* WORK TASK *
Please filter the data down to the lines that include the word "this" and copy them.

* EXERCISE DATA *
━━━━━━━━━━━━━━━━━━━━

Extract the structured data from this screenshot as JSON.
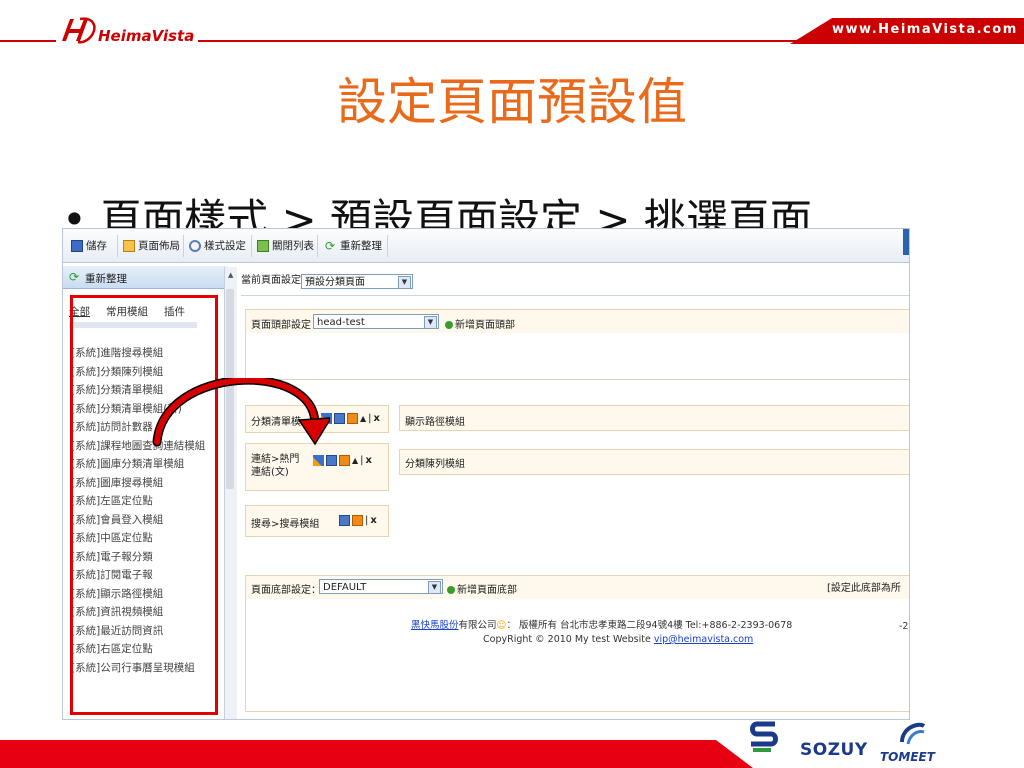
{
  "header": {
    "logo_text": "HeimaVista",
    "site_url": "www.HeimaVista.com"
  },
  "slide": {
    "title": "設定頁面預設值",
    "bullet": "• 頁面樣式 > 預設頁面設定 > 挑選頁面"
  },
  "toolbar": {
    "save": "儲存",
    "layout": "頁面佈局",
    "style": "樣式設定",
    "close_list": "關閉列表",
    "refresh": "重新整理"
  },
  "left_panel": {
    "refresh": "重新整理",
    "tabs": [
      "全部",
      "常用模組",
      "插件"
    ],
    "modules": [
      "[系統]進階搜尋模組",
      "[系統]分類陳列模組",
      "[系統]分類清單模組",
      "[系統]分類清單模組(新)",
      "[系統]訪問計數器",
      "[系統]課程地圖查詢連結模組",
      "[系統]圖庫分類清單模組",
      "[系統]圖庫搜尋模組",
      "[系統]左區定位點",
      "[系統]會員登入模組",
      "[系統]中區定位點",
      "[系統]電子報分類",
      "[系統]訂閱電子報",
      "[系統]顯示路徑模組",
      "[系統]資訊視頻模組",
      "[系統]最近訪問資訊",
      "[系統]右區定位點",
      "[系統]公司行事曆呈現模組"
    ]
  },
  "main_panel": {
    "current_setting_label": "當前頁面設定：",
    "current_setting_value": "預設分類頁面",
    "header_setting_label": "頁面頭部設定",
    "header_setting_value": "head-test",
    "add_header": "新增頁面頭部",
    "modules_left": [
      {
        "label": "分類清單模"
      },
      {
        "label": "連結>熱門連結(文)"
      },
      {
        "label": "搜尋>搜尋模組"
      }
    ],
    "modules_right": [
      "顯示路徑模組",
      "分類陳列模組"
    ],
    "close_glyph": "x",
    "up_glyph": "▲",
    "footer_setting_label": "頁面底部設定：",
    "footer_setting_value": "DEFAULT",
    "add_footer": "新增頁面底部",
    "footer_right_note": "[設定此底部為所",
    "footer_company_link": "黑快馬股份",
    "footer_company_rest": "有限公司",
    "footer_rights": "： 版權所有 台北市忠孝東路二段94號4樓 Tel:+886-2-2393-0678",
    "footer_copyright": "CopyRight © 2010 My test Website",
    "footer_email": "vip@heimavista.com",
    "footer_right_partial": "-2"
  },
  "bottom_logos": {
    "soruy": "SOZUY",
    "tomeet": "TOMEET"
  },
  "colors": {
    "brand_red": "#e60012",
    "title_orange": "#e86a1a",
    "highlight_red": "#e20000"
  }
}
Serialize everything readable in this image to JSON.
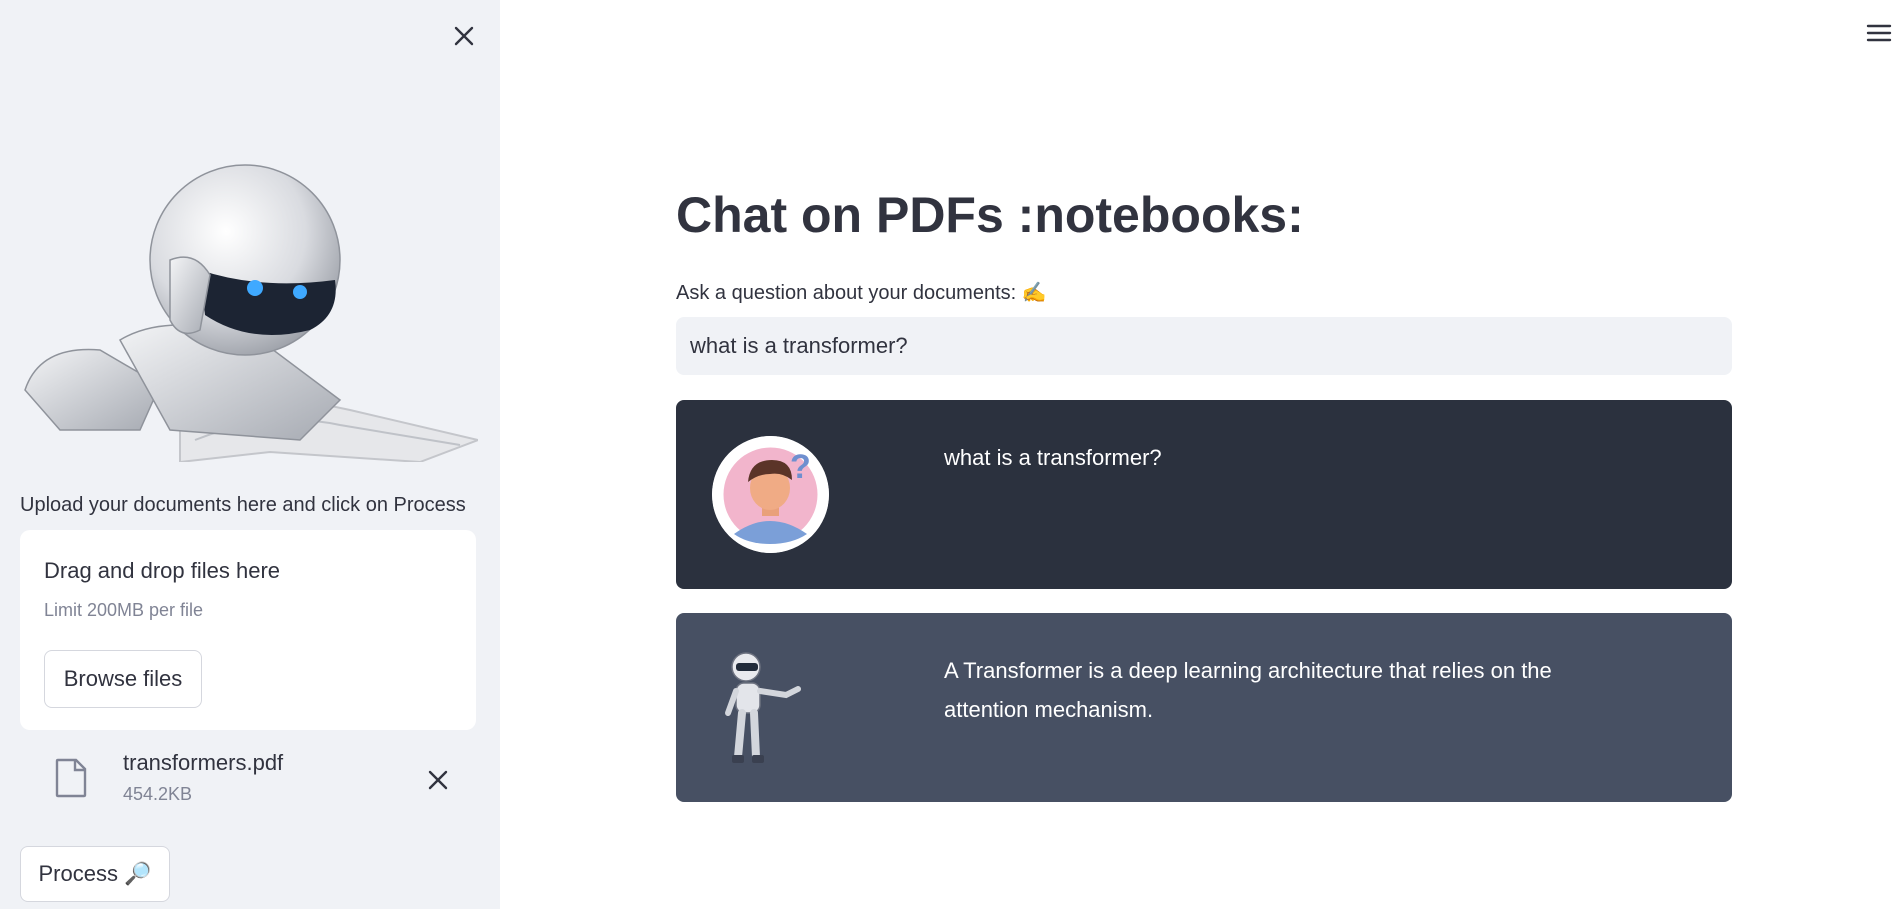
{
  "sidebar": {
    "upload_label": "Upload your documents here and click on Process",
    "dropzone": {
      "title": "Drag and drop files here",
      "limit": "Limit 200MB per file",
      "browse_label": "Browse files"
    },
    "file": {
      "name": "transformers.pdf",
      "size": "454.2KB"
    },
    "process_label": "Process 🔎"
  },
  "main": {
    "title": "Chat on PDFs :notebooks:",
    "ask_label": "Ask a question about your documents: ✍️",
    "question_value": "what is a transformer?",
    "messages": [
      {
        "role": "user",
        "text": "what is a transformer?"
      },
      {
        "role": "bot",
        "text": "A Transformer is a deep learning architecture that relies on the attention mechanism."
      }
    ]
  },
  "colors": {
    "sidebar_bg": "#f0f2f6",
    "user_msg_bg": "#2b313e",
    "bot_msg_bg": "#475063",
    "text": "#31333f"
  },
  "icons": {
    "sidebar_close": "close-icon",
    "menu": "hamburger-menu-icon",
    "file": "file-icon",
    "file_remove": "close-icon"
  }
}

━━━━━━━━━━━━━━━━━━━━

* TASK SOLUTION *
Extract the structured data from this screenshot as JSON.
Serialize everything readable in this image to JSON.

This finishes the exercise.